We’re seeing all parts of our community, staff, and students, calling out poorly-made decisions by opaque divisions in Sherfield. In meetings with senior departmental and Faculty staff, we often find ourselves on the same page with the people we represent your views to. They’re just as confounded at the poor response and engagement as we are, and are willing to make sweeping and positive changes. They just need to know what changes we want them to make.

Your Academic and Wellbeing representatives are the conduit between you and your Departmental staff, the people who you have chosen to be the trusted voices of your cohort. Their views and their complaints will be taken seriously, and anything they raise in an official forum will be considered and dealt with. However, they need to know about the issues and problems that you face in your course so that they can act. So I issue the following call to action.

We need a culture change here at Imperial. We all need to become more active participants in our own learning, celebrating the best in educational practice and calling out poor practice that is in need of improvement. In the aftermath of this election season, make sure to find out who your Year and Department Representative are. Try and identify them, and introduce yourself to them. Whenever you have an issue with coursework or a lecture course, bring it up with them – it’s likely that other people will have the same issue, and your rep is just waiting for enough evidence to act. Never assume that someone else will complain for you – always stand up and point out where something feels like it could be made better. It’s not just on us though: academic staff need to see us as partners in our learning and the wider ‘Imperial experience’ rather than adversaries or whiny children. We know how best we learn, and by banding together and voicing what we think, we can effect change for the better.

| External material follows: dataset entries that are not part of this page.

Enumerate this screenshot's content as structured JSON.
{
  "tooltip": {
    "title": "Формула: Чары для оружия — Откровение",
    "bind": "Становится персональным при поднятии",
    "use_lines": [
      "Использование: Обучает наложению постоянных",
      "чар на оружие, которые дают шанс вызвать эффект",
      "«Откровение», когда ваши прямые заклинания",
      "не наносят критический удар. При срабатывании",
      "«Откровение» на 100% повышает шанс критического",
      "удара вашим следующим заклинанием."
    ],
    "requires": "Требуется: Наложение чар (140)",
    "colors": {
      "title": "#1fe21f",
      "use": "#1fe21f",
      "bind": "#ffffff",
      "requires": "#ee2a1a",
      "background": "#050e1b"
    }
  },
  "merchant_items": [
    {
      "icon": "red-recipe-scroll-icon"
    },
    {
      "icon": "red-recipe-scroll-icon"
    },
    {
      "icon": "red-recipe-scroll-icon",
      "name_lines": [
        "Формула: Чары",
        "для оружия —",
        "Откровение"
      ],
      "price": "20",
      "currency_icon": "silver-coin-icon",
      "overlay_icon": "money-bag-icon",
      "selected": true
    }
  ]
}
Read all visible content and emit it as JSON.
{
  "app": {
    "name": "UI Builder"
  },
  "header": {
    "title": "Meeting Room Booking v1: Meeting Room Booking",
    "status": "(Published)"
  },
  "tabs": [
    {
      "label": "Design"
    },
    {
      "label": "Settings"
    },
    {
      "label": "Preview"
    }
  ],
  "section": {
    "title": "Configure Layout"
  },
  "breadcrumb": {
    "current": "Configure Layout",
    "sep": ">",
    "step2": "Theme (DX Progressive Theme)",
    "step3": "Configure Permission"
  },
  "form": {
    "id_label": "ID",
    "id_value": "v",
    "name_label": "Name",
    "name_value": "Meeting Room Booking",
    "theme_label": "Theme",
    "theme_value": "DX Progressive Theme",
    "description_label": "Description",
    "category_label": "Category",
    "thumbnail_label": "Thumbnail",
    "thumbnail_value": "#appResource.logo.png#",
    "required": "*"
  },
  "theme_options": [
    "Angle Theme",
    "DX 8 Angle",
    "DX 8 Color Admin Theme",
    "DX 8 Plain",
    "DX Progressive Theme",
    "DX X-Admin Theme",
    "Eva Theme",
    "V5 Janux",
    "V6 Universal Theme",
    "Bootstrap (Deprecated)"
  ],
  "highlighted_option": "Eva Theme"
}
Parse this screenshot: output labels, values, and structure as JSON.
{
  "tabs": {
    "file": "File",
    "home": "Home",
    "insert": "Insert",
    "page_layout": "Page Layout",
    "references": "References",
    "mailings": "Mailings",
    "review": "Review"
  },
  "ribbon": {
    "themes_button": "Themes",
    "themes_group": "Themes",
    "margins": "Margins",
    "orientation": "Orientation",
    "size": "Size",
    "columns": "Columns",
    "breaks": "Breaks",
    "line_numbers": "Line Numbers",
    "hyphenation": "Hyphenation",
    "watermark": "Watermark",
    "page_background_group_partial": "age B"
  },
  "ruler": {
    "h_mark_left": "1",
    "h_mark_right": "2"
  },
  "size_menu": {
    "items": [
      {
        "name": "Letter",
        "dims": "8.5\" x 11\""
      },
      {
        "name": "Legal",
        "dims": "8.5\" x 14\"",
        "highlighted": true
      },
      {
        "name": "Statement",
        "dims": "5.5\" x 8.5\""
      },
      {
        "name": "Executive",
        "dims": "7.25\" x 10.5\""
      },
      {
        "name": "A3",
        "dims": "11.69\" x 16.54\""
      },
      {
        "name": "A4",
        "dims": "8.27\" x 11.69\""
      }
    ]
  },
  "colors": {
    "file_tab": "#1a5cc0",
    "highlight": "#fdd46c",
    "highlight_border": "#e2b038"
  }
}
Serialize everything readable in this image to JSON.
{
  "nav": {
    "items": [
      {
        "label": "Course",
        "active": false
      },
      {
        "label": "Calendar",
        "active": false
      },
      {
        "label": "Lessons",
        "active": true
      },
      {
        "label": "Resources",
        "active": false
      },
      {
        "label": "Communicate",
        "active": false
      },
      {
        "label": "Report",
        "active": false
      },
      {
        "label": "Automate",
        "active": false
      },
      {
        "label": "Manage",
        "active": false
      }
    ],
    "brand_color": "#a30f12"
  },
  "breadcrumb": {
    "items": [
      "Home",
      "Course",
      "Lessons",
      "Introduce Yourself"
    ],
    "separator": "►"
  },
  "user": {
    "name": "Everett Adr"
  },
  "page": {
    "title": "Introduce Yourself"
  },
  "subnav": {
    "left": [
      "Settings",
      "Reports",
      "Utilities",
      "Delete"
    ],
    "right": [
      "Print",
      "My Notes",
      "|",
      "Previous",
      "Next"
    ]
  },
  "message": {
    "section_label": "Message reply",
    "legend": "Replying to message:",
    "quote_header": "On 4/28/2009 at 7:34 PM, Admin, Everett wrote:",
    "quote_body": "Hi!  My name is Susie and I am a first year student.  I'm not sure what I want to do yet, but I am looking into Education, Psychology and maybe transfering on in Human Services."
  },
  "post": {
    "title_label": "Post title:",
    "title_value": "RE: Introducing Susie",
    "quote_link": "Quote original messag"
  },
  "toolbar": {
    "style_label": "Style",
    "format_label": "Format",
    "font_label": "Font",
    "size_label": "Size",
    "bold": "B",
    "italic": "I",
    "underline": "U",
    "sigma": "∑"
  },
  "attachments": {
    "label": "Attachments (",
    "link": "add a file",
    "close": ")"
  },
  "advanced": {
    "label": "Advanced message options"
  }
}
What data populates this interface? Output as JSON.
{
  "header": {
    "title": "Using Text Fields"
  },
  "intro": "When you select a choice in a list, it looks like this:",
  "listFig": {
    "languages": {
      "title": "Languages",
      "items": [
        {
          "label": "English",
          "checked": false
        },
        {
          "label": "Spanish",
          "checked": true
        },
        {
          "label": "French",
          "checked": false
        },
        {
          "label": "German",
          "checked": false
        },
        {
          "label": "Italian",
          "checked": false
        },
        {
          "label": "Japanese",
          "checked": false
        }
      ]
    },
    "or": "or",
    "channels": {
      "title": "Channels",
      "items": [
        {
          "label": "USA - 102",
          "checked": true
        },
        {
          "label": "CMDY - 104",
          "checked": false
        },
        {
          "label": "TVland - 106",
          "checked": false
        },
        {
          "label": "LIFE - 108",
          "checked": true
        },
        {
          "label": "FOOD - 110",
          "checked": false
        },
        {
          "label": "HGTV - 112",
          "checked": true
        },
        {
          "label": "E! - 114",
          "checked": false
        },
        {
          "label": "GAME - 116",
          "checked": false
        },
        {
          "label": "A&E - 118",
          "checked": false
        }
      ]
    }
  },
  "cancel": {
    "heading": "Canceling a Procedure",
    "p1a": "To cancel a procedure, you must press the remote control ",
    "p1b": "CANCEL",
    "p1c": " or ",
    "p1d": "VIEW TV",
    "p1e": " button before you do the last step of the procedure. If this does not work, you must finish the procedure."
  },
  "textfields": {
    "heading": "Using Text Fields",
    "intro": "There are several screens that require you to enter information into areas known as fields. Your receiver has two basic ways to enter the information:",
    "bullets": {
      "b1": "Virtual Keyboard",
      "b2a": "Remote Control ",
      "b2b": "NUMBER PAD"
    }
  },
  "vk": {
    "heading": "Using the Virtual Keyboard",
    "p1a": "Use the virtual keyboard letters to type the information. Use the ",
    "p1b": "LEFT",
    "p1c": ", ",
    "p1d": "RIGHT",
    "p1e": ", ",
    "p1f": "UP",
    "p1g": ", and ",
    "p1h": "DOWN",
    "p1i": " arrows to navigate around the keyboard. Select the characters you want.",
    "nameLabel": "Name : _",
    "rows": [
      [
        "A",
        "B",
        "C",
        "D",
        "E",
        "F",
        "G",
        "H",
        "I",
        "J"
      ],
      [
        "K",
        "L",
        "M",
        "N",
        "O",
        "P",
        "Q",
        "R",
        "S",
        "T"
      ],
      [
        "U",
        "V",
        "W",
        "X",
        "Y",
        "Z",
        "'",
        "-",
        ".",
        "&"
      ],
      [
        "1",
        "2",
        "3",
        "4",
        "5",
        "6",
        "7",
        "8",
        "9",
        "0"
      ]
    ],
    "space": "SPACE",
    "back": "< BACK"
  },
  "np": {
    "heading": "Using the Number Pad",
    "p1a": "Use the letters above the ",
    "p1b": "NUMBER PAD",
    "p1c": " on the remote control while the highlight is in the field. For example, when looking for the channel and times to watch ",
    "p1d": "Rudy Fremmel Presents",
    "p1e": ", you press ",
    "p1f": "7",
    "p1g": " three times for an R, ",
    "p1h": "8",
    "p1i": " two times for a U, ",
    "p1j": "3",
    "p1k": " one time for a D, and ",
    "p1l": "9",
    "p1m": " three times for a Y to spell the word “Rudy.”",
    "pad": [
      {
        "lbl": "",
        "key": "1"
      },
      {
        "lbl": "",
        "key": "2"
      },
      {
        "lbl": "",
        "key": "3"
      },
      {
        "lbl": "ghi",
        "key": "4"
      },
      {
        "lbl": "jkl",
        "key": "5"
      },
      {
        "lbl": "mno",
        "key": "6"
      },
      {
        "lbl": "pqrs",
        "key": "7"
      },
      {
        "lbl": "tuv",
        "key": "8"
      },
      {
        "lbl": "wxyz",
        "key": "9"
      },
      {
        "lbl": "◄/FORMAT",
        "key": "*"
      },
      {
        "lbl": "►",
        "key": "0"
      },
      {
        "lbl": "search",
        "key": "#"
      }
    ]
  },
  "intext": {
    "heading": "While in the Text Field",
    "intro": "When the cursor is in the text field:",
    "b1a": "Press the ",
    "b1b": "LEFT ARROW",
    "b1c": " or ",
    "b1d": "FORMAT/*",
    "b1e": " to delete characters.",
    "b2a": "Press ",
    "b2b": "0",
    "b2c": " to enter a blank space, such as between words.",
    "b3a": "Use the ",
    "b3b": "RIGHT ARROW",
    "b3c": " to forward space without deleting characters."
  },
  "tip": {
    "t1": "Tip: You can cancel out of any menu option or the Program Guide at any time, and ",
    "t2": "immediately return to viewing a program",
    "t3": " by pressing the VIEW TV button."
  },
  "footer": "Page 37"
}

We need to remember that democracy isn’t just voting every now and then for our representatives and delegating all responsibility to them. Democracy is being able to continue having your own voice heard after you’ve left the polling booth. My goal for this year is to expand and broaden democracy within the Faculty of Natural Sciences by upholding this principle and ensuring you can continuously and effectively have your voice heard through your representatives, and I call upon the other Constituent Unions – and you, the student body – to join us in our endeavour to truly make Imperial College Union the most democratic Student’s Union in the UK.